“We entered Canada in 2014 with a plan to build and sustain a long-term business there,” said the company in a statement. “Despite our best efforts, we do not see a realistic path to profitability for the Canadian business.”
Since opening its doors in the north, the company has lost money in every year of operation.

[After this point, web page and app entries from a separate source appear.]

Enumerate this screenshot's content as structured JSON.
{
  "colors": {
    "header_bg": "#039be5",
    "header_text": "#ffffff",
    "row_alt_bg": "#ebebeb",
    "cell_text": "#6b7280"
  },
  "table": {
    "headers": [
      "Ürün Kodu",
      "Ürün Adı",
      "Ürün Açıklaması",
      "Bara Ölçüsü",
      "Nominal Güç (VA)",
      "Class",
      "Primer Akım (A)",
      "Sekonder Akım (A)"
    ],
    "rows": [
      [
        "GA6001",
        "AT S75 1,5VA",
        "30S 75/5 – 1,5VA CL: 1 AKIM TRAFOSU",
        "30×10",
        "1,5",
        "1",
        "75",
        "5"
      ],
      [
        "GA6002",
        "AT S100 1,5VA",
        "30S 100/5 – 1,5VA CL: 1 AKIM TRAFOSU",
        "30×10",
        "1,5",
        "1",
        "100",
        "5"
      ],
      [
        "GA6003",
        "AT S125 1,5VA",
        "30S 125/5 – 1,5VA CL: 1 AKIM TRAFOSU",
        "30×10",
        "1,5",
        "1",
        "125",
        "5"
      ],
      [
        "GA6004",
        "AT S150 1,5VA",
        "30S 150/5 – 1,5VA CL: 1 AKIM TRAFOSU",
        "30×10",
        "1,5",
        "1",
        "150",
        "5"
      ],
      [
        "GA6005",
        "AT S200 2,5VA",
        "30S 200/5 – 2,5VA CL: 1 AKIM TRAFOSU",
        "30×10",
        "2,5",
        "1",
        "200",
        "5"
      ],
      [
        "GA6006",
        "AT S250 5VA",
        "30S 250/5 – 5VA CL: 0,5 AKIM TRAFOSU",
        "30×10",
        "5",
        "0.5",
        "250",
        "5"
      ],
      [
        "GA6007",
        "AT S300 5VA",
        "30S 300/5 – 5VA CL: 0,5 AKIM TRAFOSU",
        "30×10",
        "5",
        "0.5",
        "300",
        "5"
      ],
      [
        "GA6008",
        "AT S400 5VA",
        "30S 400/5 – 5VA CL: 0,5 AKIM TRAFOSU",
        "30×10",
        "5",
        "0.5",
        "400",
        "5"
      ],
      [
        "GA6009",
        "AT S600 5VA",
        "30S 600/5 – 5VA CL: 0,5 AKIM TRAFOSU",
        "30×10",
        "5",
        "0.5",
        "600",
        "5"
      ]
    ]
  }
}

As a result the company recently filed for Chapter 11 bankruptcy, also known as the Companies’ Creditors Arrangement Act, which allows for the orderly winding down of a business.
Jaylin Evans is a fourth-year creative industries student at TMU and one of the thousands of Nordstrom employees who will lose their job in the coming weeks.
“The way that I heard that it was closing was actually through 6ixBuzz, which is probably the worst way to find out that you’re going to be unemployed,” said Evans.
“We don’t know when they’re gonna start handing out those official ‘you’ve been laid off papers’, but we’re expecting it and just don’t know when it’s actually gonna happen.”
Evans, who is just weeks away from graduating says she still reflects fondly on her time with the company despite the abrupt ending, but is left feeling uncertain and anxious about what comes next.
“I don’t know if I can find another part-time job that’s going to be as flexible and as understanding as my managers were at Nordstrom, especially as a student,” said Evans.
According to a Financial Post article, the recent exodus of companies such as Target and now Nordstrom may suggest that American chains struggle to succeed in the Canadian market. However, Dr. Joseph Aversa, an assistant retail management professor at TMU, does not agree.
“To say that U.S. companies can’t find success here is just not true. Walmart is American, Home Depot, Amazon, the list goes on and on,” said Aversa.
“I think it’s less to do with the company being American and more to do with the retail category that they’re doing business in. I wasn’t surprised to see them close, because the department store category that Nordstrom falls under has long experienced hardships.”
There is now the question of what stores will fill the retail space left behind. Nordstrom stores in Canada range in size from around 40,000 square feet to larger stores at over 220,000 square feet, an amount of retail space that could be difficult to fill even for large shopping centers such as the CF Toronto Eaton Centre.
“The truth is, the likelihood of them finding one retailer to occupy that space is probably not likely,” said Aversa.
“What you’re going to find is those spaces will probably be divided up and parsed out to accommodate other types of service or retail. We’re starting to see gyms in malls, which in the 90s was like a kiss of death, you never wanted those types of services in malls.”